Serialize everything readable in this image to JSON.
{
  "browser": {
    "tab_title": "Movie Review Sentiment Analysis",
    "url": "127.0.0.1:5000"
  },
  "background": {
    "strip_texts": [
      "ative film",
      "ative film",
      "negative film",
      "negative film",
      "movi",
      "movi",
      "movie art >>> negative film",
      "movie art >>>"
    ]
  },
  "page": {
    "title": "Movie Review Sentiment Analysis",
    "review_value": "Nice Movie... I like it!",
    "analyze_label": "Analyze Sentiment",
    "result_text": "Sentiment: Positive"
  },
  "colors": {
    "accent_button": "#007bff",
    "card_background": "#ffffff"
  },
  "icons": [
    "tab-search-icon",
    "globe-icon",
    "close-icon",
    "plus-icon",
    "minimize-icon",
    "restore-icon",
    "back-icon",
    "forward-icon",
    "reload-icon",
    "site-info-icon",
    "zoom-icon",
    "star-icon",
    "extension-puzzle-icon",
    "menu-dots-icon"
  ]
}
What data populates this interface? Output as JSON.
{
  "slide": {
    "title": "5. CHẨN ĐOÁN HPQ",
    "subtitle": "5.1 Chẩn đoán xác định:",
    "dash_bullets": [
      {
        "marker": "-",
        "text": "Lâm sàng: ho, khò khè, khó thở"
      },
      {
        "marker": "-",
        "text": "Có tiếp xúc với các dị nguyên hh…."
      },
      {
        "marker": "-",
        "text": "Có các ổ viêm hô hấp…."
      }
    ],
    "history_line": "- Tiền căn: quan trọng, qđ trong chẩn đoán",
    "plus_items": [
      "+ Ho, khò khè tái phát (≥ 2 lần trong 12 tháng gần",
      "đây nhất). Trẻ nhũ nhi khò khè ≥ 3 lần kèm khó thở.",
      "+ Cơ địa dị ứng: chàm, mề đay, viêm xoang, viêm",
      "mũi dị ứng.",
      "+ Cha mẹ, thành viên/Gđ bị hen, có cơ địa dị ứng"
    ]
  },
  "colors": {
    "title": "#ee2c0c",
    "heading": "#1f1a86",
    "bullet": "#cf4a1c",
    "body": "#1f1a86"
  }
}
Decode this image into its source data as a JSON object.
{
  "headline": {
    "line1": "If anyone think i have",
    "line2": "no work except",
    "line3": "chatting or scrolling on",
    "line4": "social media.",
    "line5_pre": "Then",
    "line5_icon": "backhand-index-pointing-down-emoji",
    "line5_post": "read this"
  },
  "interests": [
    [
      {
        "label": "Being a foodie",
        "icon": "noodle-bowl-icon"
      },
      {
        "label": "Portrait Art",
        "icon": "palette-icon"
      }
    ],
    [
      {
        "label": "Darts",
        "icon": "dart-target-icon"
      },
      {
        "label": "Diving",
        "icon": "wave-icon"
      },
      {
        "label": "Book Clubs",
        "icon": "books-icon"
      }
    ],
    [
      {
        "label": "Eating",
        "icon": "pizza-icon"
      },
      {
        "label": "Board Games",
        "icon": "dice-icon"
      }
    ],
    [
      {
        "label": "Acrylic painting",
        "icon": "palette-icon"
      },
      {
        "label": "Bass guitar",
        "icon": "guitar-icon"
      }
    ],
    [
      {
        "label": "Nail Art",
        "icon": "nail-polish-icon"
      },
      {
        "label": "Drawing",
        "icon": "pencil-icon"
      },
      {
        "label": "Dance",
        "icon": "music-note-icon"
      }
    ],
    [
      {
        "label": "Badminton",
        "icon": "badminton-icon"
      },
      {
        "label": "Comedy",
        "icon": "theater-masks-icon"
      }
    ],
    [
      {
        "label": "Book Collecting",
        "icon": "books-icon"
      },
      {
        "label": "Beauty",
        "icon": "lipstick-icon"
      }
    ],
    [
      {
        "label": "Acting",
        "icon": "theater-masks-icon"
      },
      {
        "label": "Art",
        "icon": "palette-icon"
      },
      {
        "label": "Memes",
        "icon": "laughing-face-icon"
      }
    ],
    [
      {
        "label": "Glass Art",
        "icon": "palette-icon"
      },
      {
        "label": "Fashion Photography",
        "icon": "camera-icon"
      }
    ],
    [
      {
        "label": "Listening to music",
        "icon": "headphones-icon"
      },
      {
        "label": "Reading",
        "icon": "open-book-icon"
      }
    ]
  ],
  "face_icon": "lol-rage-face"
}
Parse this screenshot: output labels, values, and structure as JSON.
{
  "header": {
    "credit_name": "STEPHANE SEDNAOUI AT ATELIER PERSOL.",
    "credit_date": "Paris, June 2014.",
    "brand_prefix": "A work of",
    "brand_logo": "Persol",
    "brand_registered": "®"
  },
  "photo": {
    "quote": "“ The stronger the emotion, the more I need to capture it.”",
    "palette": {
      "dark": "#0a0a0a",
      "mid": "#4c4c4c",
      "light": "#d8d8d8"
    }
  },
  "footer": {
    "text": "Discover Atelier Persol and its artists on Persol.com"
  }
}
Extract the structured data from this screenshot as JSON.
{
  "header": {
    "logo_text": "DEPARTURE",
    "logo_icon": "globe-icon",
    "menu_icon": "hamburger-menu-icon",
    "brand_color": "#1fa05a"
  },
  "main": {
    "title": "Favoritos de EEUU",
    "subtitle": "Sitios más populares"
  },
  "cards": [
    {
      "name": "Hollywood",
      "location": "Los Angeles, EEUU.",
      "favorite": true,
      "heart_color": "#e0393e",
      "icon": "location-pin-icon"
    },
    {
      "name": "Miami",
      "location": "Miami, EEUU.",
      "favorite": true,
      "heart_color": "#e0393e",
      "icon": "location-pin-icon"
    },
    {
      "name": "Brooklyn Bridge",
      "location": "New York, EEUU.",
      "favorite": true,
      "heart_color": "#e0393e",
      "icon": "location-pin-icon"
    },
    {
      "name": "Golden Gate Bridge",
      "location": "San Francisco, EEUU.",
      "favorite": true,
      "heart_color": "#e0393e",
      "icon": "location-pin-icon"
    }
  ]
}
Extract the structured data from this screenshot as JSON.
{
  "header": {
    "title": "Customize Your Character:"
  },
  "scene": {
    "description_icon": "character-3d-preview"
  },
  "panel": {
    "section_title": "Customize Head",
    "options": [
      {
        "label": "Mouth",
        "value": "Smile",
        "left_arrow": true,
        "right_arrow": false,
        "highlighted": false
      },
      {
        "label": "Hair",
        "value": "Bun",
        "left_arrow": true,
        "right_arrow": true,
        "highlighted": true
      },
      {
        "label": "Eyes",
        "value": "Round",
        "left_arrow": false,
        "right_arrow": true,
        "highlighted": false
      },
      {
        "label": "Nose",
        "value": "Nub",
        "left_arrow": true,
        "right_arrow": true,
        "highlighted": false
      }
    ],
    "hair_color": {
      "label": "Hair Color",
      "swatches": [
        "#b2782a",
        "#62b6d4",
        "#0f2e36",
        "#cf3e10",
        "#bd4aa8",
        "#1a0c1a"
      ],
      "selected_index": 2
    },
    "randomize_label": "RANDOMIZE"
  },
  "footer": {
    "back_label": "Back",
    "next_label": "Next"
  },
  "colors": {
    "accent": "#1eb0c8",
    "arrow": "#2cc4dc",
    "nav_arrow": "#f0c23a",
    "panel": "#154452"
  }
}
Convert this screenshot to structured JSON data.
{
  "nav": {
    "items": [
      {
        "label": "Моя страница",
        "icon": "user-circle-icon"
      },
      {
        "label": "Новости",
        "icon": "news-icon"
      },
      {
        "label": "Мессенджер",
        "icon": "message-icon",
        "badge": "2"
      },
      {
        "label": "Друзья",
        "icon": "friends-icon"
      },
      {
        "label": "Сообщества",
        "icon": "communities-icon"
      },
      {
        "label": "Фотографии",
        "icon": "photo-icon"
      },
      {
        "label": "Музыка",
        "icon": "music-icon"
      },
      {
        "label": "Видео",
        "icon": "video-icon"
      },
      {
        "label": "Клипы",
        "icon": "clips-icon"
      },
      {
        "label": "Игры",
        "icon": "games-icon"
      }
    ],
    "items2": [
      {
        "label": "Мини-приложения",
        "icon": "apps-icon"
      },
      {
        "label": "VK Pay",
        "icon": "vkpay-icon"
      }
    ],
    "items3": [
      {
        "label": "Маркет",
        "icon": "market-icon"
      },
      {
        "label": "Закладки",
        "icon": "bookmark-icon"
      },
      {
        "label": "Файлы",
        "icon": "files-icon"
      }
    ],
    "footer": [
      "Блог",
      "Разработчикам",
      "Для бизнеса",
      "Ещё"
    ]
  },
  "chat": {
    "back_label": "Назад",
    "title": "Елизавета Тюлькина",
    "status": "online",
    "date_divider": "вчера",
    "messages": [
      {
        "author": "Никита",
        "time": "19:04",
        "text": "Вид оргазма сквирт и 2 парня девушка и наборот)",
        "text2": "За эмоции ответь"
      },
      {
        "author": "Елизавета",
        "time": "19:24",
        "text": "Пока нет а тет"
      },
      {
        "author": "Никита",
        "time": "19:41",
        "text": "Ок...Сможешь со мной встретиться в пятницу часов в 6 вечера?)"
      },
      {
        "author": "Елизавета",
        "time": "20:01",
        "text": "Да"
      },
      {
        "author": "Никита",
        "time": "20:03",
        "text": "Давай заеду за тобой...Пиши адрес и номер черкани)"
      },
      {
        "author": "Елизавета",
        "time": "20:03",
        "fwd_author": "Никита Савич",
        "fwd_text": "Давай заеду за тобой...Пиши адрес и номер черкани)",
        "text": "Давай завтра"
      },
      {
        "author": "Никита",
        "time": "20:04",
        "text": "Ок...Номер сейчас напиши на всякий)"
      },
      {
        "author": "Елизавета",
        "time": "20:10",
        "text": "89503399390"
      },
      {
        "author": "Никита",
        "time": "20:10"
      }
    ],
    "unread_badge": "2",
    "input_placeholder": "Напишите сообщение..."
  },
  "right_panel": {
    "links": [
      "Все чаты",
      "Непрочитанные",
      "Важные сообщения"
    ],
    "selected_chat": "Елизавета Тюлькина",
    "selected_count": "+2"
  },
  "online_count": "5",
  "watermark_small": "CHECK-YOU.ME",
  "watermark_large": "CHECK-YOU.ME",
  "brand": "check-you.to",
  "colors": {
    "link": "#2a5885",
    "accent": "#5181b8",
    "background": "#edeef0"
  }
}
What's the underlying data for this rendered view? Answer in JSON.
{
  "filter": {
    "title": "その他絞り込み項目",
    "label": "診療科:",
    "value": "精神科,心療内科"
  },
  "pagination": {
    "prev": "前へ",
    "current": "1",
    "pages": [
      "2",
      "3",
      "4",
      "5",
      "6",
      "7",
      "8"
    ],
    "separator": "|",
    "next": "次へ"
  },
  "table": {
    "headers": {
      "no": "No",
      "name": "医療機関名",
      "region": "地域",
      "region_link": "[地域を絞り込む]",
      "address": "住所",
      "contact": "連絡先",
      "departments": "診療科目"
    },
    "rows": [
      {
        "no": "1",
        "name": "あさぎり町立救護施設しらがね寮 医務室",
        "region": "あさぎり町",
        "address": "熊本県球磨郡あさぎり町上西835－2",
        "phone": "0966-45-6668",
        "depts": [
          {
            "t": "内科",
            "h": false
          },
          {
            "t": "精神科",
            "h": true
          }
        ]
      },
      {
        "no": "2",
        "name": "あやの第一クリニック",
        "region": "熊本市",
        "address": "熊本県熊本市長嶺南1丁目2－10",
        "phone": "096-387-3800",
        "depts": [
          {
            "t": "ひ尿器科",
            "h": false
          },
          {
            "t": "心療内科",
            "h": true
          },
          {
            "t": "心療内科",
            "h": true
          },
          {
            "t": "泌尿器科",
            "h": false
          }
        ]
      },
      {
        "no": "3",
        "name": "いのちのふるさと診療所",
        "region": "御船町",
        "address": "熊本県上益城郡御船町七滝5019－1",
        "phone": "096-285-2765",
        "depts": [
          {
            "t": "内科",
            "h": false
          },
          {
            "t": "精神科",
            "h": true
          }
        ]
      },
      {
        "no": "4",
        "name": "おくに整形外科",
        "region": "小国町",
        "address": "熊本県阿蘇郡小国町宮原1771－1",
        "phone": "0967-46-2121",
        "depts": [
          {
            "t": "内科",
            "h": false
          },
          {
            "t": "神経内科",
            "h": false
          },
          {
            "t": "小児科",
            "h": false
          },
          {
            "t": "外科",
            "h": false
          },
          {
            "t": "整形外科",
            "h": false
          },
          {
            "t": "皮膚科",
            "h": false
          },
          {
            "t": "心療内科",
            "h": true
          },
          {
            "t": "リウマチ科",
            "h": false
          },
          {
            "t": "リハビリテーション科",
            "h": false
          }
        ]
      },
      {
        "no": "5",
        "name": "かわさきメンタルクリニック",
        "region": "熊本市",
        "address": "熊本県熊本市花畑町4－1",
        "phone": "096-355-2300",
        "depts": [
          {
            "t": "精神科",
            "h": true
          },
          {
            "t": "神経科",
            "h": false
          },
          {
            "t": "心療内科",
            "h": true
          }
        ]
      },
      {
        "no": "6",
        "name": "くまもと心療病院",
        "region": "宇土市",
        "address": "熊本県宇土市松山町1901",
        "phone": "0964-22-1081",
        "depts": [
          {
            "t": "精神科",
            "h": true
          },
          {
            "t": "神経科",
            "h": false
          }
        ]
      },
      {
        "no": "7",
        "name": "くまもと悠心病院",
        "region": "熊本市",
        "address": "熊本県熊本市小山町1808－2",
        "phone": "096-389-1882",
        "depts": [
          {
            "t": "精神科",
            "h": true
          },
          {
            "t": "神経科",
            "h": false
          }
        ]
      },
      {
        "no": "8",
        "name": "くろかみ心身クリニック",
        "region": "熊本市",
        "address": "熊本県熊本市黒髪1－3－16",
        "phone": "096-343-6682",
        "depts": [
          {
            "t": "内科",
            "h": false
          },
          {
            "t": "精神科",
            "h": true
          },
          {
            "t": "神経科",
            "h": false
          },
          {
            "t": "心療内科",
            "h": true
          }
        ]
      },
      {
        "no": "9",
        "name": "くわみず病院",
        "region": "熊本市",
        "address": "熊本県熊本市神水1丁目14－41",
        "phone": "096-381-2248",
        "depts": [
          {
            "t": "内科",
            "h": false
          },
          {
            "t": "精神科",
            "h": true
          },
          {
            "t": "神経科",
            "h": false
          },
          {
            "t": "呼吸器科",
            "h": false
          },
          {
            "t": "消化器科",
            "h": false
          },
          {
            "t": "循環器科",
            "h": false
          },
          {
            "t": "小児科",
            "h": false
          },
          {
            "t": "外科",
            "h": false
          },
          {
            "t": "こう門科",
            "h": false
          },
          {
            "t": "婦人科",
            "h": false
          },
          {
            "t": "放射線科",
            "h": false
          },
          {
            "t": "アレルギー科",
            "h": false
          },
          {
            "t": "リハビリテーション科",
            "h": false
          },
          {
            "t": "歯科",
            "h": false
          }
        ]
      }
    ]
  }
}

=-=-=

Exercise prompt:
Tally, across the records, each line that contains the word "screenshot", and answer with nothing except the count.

Exercise response:
4